Required action: Copy out every line below without alteration.

☆ ☆ ☆ ☆ ☆

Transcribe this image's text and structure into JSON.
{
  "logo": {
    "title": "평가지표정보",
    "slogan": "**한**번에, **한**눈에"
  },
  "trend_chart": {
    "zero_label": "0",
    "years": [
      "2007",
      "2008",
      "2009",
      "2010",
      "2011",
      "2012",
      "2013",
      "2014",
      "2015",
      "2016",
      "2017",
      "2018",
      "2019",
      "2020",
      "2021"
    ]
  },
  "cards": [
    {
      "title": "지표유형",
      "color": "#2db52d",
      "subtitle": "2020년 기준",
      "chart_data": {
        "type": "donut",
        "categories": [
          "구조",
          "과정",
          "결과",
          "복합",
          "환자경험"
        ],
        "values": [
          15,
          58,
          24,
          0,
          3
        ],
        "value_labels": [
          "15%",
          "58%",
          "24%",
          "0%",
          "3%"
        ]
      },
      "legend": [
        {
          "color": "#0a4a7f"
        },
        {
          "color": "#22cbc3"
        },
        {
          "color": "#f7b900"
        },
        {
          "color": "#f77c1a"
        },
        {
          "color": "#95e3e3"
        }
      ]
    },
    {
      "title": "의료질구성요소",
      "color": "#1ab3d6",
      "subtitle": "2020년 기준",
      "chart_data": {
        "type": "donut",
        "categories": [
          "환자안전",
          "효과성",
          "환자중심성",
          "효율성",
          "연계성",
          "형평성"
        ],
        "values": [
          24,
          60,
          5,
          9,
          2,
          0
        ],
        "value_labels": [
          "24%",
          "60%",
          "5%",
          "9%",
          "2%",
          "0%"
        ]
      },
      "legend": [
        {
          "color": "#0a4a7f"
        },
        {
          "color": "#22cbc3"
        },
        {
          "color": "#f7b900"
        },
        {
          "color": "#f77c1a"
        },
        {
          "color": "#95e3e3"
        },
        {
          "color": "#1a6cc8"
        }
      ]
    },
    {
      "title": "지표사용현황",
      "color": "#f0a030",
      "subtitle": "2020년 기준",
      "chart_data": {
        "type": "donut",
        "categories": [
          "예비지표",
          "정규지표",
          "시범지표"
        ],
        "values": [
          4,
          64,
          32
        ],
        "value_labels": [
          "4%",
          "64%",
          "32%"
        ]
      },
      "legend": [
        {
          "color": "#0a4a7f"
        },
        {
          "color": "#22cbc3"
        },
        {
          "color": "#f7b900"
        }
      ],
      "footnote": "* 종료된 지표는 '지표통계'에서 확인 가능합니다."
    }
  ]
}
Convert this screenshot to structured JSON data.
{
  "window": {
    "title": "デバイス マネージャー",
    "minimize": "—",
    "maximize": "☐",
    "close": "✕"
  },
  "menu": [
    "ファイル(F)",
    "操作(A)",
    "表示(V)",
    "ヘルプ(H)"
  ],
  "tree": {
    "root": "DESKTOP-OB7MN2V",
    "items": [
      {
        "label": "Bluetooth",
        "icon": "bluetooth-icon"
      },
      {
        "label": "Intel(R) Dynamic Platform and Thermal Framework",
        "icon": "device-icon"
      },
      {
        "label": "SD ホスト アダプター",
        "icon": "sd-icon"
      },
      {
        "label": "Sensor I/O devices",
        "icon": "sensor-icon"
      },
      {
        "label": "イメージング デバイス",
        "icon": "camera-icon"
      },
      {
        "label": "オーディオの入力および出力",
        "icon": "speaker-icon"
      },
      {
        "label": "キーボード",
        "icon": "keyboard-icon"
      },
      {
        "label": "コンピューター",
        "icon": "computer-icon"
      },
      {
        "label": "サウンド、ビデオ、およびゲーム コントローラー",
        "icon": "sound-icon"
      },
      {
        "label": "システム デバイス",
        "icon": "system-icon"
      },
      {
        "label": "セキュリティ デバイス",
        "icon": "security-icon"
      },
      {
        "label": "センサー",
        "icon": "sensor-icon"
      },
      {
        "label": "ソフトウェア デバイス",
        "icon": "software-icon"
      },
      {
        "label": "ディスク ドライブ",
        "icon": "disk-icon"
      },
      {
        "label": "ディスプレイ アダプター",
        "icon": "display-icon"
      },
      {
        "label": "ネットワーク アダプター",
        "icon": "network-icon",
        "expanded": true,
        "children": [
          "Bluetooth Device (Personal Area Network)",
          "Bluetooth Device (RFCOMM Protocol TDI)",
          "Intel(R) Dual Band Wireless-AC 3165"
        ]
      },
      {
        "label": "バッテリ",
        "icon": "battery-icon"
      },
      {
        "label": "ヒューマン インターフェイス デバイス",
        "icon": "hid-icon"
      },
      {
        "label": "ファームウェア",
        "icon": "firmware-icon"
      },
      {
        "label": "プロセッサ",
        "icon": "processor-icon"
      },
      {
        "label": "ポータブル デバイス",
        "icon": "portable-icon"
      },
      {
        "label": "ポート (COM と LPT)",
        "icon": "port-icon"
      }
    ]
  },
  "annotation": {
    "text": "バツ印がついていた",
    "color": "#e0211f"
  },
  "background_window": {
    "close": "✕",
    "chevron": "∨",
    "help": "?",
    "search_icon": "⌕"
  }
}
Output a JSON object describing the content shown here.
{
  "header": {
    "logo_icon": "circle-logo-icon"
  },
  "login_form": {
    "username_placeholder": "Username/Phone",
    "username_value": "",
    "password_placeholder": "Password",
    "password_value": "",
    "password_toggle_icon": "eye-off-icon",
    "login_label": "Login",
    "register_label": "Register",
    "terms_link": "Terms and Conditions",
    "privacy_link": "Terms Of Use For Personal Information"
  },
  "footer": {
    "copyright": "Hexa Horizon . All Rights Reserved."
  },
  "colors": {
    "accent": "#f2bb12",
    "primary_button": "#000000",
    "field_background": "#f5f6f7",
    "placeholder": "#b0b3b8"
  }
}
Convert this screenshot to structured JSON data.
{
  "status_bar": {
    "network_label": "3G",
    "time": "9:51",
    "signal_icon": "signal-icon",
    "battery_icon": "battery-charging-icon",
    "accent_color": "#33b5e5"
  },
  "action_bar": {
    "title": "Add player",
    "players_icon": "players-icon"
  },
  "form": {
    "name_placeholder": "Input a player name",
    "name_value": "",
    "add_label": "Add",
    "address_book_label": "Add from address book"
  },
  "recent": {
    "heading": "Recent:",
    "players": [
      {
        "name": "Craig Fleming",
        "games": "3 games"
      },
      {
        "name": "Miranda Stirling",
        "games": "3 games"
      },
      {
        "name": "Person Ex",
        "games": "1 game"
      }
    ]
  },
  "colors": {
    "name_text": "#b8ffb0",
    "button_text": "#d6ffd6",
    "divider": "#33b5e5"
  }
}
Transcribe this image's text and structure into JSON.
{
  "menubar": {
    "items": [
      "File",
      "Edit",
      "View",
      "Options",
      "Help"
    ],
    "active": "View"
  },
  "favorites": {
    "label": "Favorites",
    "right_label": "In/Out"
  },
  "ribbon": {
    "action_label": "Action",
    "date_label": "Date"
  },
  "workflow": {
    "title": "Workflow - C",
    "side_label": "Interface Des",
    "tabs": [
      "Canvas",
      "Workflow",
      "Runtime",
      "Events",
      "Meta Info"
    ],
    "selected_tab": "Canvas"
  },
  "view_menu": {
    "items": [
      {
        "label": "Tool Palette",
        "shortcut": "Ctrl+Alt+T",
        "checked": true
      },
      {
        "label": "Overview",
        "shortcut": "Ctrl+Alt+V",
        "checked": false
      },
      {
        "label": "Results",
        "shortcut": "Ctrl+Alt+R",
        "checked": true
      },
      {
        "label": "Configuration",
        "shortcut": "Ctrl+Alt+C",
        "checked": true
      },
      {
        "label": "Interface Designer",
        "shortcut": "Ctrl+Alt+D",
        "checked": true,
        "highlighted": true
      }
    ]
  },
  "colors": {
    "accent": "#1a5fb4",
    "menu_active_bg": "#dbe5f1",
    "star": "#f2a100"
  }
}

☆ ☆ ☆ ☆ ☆

Answer for the task:
Transcribe this image's text and structure into JSON.
{
  "logo": {
    "title": "평가지표정보",
    "slogan": "**한**번에, **한**눈에"
  },
  "trend_chart": {
    "zero_label": "0",
    "years": [
      "2007",
      "2008",
      "2009",
      "2010",
      "2011",
      "2012",
      "2013",
      "2014",
      "2015",
      "2016",
      "2017",
      "2018",
      "2019",
      "2020",
      "2021"
    ]
  },
  "cards": [
    {
      "title": "지표유형",
      "color": "#2db52d",
      "subtitle": "2020년 기준",
      "chart_data": {
        "type": "donut",
        "categories": [
          "구조",
          "과정",
          "결과",
          "복합",
          "환자경험"
        ],
        "values": [
          15,
          58,
          24,
          0,
          3
        ],
        "value_labels": [
          "15%",
          "58%",
          "24%",
          "0%",
          "3%"
        ]
      },
      "legend": [
        {
          "color": "#0a4a7f"
        },
        {
          "color": "#22cbc3"
        },
        {
          "color": "#f7b900"
        },
        {
          "color": "#f77c1a"
        },
        {
          "color": "#95e3e3"
        }
      ]
    },
    {
      "title": "의료질구성요소",
      "color": "#1ab3d6",
      "subtitle": "2020년 기준",
      "chart_data": {
        "type": "donut",
        "categories": [
          "환자안전",
          "효과성",
          "환자중심성",
          "효율성",
          "연계성",
          "형평성"
        ],
        "values": [
          24,
          60,
          5,
          9,
          2,
          0
        ],
        "value_labels": [
          "24%",
          "60%",
          "5%",
          "9%",
          "2%",
          "0%"
        ]
      },
      "legend": [
        {
          "color": "#0a4a7f"
        },
        {
          "color": "#22cbc3"
        },
        {
          "color": "#f7b900"
        },
        {
          "color": "#f77c1a"
        },
        {
          "color": "#95e3e3"
        },
        {
          "color": "#1a6cc8"
        }
      ]
    },
    {
      "title": "지표사용현황",
      "color": "#f0a030",
      "subtitle": "2020년 기준",
      "chart_data": {
        "type": "donut",
        "categories": [
          "예비지표",
          "정규지표",
          "시범지표"
        ],
        "values": [
          4,
          64,
          32
        ],
        "value_labels": [
          "4%",
          "64%",
          "32%"
        ]
      },
      "legend": [
        {
          "color": "#0a4a7f"
        },
        {
          "color": "#22cbc3"
        },
        {
          "color": "#f7b900"
        }
      ],
      "footnote": "* 종료된 지표는 '지표통계'에서 확인 가능합니다."
    }
  ]
}
Convert this screenshot to structured JSON data.
{
  "window": {
    "title": "デバイス マネージャー",
    "minimize": "—",
    "maximize": "☐",
    "close": "✕"
  },
  "menu": [
    "ファイル(F)",
    "操作(A)",
    "表示(V)",
    "ヘルプ(H)"
  ],
  "tree": {
    "root": "DESKTOP-OB7MN2V",
    "items": [
      {
        "label": "Bluetooth",
        "icon": "bluetooth-icon"
      },
      {
        "label": "Intel(R) Dynamic Platform and Thermal Framework",
        "icon": "device-icon"
      },
      {
        "label": "SD ホスト アダプター",
        "icon": "sd-icon"
      },
      {
        "label": "Sensor I/O devices",
        "icon": "sensor-icon"
      },
      {
        "label": "イメージング デバイス",
        "icon": "camera-icon"
      },
      {
        "label": "オーディオの入力および出力",
        "icon": "speaker-icon"
      },
      {
        "label": "キーボード",
        "icon": "keyboard-icon"
      },
      {
        "label": "コンピューター",
        "icon": "computer-icon"
      },
      {
        "label": "サウンド、ビデオ、およびゲーム コントローラー",
        "icon": "sound-icon"
      },
      {
        "label": "システム デバイス",
        "icon": "system-icon"
      },
      {
        "label": "セキュリティ デバイス",
        "icon": "security-icon"
      },
      {
        "label": "センサー",
        "icon": "sensor-icon"
      },
      {
        "label": "ソフトウェア デバイス",
        "icon": "software-icon"
      },
      {
        "label": "ディスク ドライブ",
        "icon": "disk-icon"
      },
      {
        "label": "ディスプレイ アダプター",
        "icon": "display-icon"
      },
      {
        "label": "ネットワーク アダプター",
        "icon": "network-icon",
        "expanded": true,
        "children": [
          "Bluetooth Device (Personal Area Network)",
          "Bluetooth Device (RFCOMM Protocol TDI)",
          "Intel(R) Dual Band Wireless-AC 3165"
        ]
      },
      {
        "label": "バッテリ",
        "icon": "battery-icon"
      },
      {
        "label": "ヒューマン インターフェイス デバイス",
        "icon": "hid-icon"
      },
      {
        "label": "ファームウェア",
        "icon": "firmware-icon"
      },
      {
        "label": "プロセッサ",
        "icon": "processor-icon"
      },
      {
        "label": "ポータブル デバイス",
        "icon": "portable-icon"
      },
      {
        "label": "ポート (COM と LPT)",
        "icon": "port-icon"
      }
    ]
  },
  "annotation": {
    "text": "バツ印がついていた",
    "color": "#e0211f"
  },
  "background_window": {
    "close": "✕",
    "chevron": "∨",
    "help": "?",
    "search_icon": "⌕"
  }
}
Output a JSON object describing the content shown here.
{
  "header": {
    "logo_icon": "circle-logo-icon"
  },
  "login_form": {
    "username_placeholder": "Username/Phone",
    "username_value": "",
    "password_placeholder": "Password",
    "password_value": "",
    "password_toggle_icon": "eye-off-icon",
    "login_label": "Login",
    "register_label": "Register",
    "terms_link": "Terms and Conditions",
    "privacy_link": "Terms Of Use For Personal Information"
  },
  "footer": {
    "copyright": "Hexa Horizon . All Rights Reserved."
  },
  "colors": {
    "accent": "#f2bb12",
    "primary_button": "#000000",
    "field_background": "#f5f6f7",
    "placeholder": "#b0b3b8"
  }
}
Convert this screenshot to structured JSON data.
{
  "status_bar": {
    "network_label": "3G",
    "time": "9:51",
    "signal_icon": "signal-icon",
    "battery_icon": "battery-charging-icon",
    "accent_color": "#33b5e5"
  },
  "action_bar": {
    "title": "Add player",
    "players_icon": "players-icon"
  },
  "form": {
    "name_placeholder": "Input a player name",
    "name_value": "",
    "add_label": "Add",
    "address_book_label": "Add from address book"
  },
  "recent": {
    "heading": "Recent:",
    "players": [
      {
        "name": "Craig Fleming",
        "games": "3 games"
      },
      {
        "name": "Miranda Stirling",
        "games": "3 games"
      },
      {
        "name": "Person Ex",
        "games": "1 game"
      }
    ]
  },
  "colors": {
    "name_text": "#b8ffb0",
    "button_text": "#d6ffd6",
    "divider": "#33b5e5"
  }
}
Transcribe this image's text and structure into JSON.
{
  "menubar": {
    "items": [
      "File",
      "Edit",
      "View",
      "Options",
      "Help"
    ],
    "active": "View"
  },
  "favorites": {
    "label": "Favorites",
    "right_label": "In/Out"
  },
  "ribbon": {
    "action_label": "Action",
    "date_label": "Date"
  },
  "workflow": {
    "title": "Workflow - C",
    "side_label": "Interface Des",
    "tabs": [
      "Canvas",
      "Workflow",
      "Runtime",
      "Events",
      "Meta Info"
    ],
    "selected_tab": "Canvas"
  },
  "view_menu": {
    "items": [
      {
        "label": "Tool Palette",
        "shortcut": "Ctrl+Alt+T",
        "checked": true
      },
      {
        "label": "Overview",
        "shortcut": "Ctrl+Alt+V",
        "checked": false
      },
      {
        "label": "Results",
        "shortcut": "Ctrl+Alt+R",
        "checked": true
      },
      {
        "label": "Configuration",
        "shortcut": "Ctrl+Alt+C",
        "checked": true
      },
      {
        "label": "Interface Designer",
        "shortcut": "Ctrl+Alt+D",
        "checked": true,
        "highlighted": true
      }
    ]
  },
  "colors": {
    "accent": "#1a5fb4",
    "menu_active_bg": "#dbe5f1",
    "star": "#f2a100"
  }
}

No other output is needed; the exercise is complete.